» Working data
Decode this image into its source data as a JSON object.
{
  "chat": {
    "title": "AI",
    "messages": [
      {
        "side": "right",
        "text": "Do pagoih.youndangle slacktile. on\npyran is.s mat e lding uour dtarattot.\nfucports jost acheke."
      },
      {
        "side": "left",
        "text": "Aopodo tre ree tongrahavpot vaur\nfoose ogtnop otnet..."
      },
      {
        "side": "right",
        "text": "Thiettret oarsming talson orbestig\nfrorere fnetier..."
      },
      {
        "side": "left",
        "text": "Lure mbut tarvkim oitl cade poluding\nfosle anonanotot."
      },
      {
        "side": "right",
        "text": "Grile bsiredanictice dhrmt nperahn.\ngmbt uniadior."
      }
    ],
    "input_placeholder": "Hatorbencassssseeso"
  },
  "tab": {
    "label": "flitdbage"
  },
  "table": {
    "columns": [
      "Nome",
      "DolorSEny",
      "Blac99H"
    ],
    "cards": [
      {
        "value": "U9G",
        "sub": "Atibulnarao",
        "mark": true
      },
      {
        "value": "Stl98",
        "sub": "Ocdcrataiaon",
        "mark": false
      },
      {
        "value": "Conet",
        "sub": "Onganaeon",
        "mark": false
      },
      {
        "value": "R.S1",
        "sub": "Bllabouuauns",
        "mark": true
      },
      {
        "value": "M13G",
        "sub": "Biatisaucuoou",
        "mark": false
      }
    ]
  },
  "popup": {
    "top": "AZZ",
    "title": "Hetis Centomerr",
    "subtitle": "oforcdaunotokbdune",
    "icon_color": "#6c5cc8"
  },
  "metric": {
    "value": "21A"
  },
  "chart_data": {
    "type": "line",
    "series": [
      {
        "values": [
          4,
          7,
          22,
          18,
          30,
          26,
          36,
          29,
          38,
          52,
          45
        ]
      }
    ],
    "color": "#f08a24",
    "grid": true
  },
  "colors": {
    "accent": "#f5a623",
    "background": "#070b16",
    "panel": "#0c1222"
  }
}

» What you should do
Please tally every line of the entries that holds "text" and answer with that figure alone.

» Reply
5